▶ Aim of the exercise:
Repeat the whole listing. Keep it exact.

** Opening Material provided block **

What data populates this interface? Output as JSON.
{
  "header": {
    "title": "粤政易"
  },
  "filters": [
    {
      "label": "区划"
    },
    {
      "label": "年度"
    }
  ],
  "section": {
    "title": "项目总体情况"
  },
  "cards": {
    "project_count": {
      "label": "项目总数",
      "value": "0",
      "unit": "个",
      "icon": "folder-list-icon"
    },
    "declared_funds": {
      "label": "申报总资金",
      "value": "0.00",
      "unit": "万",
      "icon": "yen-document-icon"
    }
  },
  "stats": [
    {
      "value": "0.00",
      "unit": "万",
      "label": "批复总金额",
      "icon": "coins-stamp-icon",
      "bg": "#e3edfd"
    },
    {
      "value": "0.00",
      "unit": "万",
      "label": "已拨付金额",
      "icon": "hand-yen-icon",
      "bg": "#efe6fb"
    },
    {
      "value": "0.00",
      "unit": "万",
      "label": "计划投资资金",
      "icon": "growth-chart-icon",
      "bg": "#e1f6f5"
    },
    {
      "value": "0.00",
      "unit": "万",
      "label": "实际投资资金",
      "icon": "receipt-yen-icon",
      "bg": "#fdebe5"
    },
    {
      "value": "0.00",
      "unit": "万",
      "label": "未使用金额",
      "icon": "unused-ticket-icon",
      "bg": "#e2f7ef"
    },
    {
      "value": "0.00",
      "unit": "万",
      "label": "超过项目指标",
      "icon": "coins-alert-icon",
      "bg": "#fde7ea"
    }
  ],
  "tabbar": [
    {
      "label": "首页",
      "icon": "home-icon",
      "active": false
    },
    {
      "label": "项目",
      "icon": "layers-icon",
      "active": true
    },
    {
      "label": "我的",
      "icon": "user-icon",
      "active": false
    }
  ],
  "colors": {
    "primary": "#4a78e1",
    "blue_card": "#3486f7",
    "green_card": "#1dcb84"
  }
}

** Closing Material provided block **

▶ Output of the exercise:
What data populates this interface? Output as JSON.
{
  "header": {
    "title": "粤政易"
  },
  "filters": [
    {
      "label": "区划"
    },
    {
      "label": "年度"
    }
  ],
  "section": {
    "title": "项目总体情况"
  },
  "cards": {
    "project_count": {
      "label": "项目总数",
      "value": "0",
      "unit": "个",
      "icon": "folder-list-icon"
    },
    "declared_funds": {
      "label": "申报总资金",
      "value": "0.00",
      "unit": "万",
      "icon": "yen-document-icon"
    }
  },
  "stats": [
    {
      "value": "0.00",
      "unit": "万",
      "label": "批复总金额",
      "icon": "coins-stamp-icon",
      "bg": "#e3edfd"
    },
    {
      "value": "0.00",
      "unit": "万",
      "label": "已拨付金额",
      "icon": "hand-yen-icon",
      "bg": "#efe6fb"
    },
    {
      "value": "0.00",
      "unit": "万",
      "label": "计划投资资金",
      "icon": "growth-chart-icon",
      "bg": "#e1f6f5"
    },
    {
      "value": "0.00",
      "unit": "万",
      "label": "实际投资资金",
      "icon": "receipt-yen-icon",
      "bg": "#fdebe5"
    },
    {
      "value": "0.00",
      "unit": "万",
      "label": "未使用金额",
      "icon": "unused-ticket-icon",
      "bg": "#e2f7ef"
    },
    {
      "value": "0.00",
      "unit": "万",
      "label": "超过项目指标",
      "icon": "coins-alert-icon",
      "bg": "#fde7ea"
    }
  ],
  "tabbar": [
    {
      "label": "首页",
      "icon": "home-icon",
      "active": false
    },
    {
      "label": "项目",
      "icon": "layers-icon",
      "active": true
    },
    {
      "label": "我的",
      "icon": "user-icon",
      "active": false
    }
  ],
  "colors": {
    "primary": "#4a78e1",
    "blue_card": "#3486f7",
    "green_card": "#1dcb84"
  }
}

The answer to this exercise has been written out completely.